* [What is expected]: Check every line of the listing below for the word "structured" and give the number of lines where it appears, with nothing added.

>>

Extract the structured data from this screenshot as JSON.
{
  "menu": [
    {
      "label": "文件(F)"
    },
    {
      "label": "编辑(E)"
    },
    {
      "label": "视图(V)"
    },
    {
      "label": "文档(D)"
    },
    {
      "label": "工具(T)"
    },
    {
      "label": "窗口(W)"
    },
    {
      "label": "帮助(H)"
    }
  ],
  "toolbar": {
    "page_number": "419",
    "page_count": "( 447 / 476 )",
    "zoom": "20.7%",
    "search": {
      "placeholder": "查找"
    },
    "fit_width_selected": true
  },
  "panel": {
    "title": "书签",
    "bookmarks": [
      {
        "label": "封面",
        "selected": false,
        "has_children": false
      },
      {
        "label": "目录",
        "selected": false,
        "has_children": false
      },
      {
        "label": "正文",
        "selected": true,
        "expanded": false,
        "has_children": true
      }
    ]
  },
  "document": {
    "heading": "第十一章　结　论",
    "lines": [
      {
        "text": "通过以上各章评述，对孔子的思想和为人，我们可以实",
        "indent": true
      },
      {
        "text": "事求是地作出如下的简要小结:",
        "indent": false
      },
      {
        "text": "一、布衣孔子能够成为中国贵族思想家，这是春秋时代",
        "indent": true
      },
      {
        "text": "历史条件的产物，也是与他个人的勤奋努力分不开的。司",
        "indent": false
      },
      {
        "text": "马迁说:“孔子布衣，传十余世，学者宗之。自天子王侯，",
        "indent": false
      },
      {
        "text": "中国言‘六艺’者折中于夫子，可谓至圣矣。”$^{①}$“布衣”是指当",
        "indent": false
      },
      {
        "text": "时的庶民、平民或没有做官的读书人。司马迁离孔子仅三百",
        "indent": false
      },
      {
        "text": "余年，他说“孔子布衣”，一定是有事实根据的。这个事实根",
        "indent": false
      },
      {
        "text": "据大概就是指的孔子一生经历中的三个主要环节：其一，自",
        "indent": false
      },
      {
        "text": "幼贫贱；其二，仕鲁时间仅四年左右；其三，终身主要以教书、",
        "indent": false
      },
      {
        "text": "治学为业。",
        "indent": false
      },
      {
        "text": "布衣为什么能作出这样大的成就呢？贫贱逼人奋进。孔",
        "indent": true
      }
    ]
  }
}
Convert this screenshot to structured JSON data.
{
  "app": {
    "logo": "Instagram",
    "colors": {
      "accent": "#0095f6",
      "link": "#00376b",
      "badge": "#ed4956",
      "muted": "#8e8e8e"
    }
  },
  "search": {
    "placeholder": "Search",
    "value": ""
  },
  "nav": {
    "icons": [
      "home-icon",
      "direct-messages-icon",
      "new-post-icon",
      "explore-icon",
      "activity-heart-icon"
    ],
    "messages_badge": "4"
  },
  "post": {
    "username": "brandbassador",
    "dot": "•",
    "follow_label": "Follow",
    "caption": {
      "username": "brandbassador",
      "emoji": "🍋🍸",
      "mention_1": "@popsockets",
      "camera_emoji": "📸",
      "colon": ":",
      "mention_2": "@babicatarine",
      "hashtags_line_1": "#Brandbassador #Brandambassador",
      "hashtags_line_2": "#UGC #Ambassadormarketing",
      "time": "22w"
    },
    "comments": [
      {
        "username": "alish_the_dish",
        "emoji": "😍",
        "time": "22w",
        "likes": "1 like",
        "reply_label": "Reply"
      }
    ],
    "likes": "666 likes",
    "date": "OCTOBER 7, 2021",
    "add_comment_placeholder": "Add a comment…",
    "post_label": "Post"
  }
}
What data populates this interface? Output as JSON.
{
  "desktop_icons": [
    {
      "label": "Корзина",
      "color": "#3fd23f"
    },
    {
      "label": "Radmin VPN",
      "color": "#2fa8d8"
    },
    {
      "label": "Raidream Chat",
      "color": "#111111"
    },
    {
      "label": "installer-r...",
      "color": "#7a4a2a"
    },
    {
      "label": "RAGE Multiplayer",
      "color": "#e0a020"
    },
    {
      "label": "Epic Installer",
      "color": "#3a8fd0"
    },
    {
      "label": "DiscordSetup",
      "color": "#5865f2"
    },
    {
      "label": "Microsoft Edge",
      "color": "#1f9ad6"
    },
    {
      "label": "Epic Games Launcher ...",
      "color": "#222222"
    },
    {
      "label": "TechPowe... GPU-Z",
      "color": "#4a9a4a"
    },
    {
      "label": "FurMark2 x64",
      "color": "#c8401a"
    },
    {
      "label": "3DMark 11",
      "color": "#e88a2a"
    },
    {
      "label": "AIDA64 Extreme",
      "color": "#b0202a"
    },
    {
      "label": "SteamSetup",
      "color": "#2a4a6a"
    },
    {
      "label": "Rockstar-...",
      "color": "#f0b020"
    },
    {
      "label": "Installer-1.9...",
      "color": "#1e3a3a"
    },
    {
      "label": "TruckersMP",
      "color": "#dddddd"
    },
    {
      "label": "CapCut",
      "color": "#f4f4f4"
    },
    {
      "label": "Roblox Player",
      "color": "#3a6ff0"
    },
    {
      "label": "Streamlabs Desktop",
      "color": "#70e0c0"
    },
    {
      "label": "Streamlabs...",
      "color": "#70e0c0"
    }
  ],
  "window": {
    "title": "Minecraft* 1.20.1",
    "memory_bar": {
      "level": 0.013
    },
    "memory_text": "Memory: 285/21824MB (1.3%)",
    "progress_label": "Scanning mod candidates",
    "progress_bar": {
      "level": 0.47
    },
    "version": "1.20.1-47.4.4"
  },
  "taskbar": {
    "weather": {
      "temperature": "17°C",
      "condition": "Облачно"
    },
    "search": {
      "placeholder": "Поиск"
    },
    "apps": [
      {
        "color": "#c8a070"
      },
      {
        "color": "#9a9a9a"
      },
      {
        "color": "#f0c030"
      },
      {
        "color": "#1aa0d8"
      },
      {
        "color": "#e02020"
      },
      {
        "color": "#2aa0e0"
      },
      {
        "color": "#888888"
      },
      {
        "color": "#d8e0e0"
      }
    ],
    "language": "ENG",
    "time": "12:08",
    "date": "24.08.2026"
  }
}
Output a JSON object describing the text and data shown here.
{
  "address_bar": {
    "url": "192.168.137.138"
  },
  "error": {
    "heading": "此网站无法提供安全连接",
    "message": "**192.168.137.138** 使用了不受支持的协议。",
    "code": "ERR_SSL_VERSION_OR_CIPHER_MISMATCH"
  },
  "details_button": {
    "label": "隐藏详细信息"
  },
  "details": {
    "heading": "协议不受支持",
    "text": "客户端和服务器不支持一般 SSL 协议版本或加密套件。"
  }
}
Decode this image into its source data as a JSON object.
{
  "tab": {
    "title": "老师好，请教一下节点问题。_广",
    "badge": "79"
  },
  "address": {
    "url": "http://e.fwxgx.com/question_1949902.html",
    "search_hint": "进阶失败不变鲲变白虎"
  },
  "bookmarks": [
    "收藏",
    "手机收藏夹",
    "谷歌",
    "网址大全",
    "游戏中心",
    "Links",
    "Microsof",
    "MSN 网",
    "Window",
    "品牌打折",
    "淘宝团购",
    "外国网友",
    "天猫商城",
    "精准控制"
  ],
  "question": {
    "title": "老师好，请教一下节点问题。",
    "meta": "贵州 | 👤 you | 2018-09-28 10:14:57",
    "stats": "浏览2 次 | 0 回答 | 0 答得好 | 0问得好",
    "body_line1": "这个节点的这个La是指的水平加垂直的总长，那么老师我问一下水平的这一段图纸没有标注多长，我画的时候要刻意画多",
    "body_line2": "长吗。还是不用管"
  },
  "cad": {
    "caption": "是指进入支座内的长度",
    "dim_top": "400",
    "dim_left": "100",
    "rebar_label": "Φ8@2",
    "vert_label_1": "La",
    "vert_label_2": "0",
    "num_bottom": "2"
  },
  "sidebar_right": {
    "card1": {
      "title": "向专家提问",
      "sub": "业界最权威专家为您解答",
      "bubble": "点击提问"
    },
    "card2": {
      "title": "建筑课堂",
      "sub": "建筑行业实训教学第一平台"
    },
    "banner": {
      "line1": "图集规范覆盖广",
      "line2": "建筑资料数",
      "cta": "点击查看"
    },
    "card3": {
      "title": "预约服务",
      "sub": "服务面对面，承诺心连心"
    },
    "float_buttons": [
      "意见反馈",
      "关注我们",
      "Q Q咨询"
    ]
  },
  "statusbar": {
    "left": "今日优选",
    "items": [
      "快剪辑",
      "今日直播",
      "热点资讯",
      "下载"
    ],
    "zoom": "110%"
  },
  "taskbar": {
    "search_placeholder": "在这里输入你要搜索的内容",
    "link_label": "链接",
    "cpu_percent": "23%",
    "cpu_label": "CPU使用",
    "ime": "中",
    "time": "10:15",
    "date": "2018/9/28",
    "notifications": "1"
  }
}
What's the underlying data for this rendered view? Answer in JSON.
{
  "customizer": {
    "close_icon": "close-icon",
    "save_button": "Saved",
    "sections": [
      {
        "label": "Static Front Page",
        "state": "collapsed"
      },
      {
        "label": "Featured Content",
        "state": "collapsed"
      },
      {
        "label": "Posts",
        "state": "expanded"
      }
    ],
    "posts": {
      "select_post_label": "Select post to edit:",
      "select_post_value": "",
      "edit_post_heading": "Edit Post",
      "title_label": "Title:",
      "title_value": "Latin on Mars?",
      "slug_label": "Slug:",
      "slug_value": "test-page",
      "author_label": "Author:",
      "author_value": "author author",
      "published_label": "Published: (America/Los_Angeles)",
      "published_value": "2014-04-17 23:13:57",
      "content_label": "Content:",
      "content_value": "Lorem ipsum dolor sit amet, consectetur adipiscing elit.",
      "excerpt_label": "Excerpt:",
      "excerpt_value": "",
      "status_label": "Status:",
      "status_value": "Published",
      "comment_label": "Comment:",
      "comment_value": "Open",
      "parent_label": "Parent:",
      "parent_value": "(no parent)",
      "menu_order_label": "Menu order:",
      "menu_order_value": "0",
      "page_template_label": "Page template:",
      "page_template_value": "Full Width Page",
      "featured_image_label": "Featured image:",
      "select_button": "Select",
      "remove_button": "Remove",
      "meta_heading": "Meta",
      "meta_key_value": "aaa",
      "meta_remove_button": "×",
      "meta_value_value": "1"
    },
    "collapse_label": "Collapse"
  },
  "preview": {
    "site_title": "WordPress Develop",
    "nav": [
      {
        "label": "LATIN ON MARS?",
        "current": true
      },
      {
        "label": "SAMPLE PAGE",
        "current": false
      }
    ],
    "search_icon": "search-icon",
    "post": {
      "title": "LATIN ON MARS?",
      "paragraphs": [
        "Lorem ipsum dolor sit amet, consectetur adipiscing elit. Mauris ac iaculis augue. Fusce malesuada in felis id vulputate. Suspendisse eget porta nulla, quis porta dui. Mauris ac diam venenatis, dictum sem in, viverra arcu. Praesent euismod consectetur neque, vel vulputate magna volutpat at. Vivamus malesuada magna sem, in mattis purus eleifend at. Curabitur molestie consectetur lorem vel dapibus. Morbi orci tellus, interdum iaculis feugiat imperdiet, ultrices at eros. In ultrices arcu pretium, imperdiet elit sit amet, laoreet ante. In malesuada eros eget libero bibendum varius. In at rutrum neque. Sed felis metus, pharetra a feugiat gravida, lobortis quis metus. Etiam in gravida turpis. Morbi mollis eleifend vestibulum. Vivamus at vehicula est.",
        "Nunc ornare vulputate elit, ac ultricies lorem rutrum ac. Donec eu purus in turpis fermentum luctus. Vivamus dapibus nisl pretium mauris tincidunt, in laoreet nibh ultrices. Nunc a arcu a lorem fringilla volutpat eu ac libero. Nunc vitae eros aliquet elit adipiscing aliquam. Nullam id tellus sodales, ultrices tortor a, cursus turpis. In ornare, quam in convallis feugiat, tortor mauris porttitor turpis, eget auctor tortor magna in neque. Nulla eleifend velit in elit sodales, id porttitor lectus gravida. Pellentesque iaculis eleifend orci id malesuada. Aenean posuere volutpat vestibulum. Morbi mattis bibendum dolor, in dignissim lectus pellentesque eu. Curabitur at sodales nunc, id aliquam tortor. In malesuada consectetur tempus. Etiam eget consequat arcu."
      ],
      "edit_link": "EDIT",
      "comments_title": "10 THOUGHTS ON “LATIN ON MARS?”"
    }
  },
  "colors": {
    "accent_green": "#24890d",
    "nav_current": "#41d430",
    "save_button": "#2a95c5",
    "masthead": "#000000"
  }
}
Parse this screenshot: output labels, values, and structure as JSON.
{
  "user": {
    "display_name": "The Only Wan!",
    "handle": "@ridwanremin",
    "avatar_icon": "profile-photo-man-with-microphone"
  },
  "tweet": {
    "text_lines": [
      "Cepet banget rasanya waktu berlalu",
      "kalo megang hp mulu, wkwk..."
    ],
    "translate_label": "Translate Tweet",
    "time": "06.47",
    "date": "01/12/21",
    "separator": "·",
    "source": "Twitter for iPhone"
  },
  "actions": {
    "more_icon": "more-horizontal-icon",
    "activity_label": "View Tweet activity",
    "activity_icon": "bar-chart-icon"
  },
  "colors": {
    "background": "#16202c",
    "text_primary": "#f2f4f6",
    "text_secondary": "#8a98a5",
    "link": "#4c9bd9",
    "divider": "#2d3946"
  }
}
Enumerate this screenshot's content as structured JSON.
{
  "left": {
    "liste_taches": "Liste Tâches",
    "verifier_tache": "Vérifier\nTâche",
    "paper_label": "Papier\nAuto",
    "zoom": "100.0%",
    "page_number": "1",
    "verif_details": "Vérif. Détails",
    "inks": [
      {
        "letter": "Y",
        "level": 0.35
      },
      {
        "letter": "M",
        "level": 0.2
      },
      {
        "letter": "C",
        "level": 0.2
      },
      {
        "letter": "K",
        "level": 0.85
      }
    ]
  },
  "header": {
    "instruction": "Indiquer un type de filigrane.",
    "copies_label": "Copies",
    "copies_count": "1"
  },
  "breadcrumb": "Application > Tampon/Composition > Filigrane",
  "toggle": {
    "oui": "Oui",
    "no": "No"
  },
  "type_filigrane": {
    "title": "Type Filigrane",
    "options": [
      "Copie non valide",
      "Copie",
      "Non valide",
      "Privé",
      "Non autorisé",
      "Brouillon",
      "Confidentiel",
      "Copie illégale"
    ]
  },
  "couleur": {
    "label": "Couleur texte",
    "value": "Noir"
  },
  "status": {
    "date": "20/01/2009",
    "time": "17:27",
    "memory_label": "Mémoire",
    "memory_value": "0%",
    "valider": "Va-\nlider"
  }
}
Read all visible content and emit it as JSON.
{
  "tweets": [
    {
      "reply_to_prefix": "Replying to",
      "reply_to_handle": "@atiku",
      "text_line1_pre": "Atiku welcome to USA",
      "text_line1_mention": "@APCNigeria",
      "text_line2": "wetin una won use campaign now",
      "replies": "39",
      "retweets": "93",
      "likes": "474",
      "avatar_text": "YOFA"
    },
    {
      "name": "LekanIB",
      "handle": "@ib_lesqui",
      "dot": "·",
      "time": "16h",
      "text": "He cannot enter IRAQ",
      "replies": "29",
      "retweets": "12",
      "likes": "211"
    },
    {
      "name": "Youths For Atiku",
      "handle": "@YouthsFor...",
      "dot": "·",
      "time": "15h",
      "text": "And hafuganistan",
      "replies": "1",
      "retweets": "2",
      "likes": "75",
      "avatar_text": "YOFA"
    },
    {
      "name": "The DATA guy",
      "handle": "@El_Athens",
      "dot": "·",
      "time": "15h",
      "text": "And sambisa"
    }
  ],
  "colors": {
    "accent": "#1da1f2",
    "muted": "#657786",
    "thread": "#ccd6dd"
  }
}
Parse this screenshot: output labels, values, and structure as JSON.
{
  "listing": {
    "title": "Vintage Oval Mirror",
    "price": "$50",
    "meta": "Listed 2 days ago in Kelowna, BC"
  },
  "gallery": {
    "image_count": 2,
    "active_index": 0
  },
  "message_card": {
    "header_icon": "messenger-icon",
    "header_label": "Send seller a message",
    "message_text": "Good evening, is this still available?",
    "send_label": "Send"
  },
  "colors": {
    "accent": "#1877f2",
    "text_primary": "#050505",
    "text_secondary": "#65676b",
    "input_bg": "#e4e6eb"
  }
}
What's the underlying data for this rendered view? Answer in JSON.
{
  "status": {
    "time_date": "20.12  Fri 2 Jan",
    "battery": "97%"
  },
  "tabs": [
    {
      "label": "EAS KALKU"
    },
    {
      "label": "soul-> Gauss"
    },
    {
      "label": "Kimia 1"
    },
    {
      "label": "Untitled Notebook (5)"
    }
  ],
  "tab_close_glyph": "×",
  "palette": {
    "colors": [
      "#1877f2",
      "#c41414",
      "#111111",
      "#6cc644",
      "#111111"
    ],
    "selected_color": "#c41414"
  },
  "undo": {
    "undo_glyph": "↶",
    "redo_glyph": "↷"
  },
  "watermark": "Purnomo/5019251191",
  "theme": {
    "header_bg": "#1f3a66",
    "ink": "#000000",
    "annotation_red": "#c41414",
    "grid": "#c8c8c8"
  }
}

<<

* [Written solution]: 3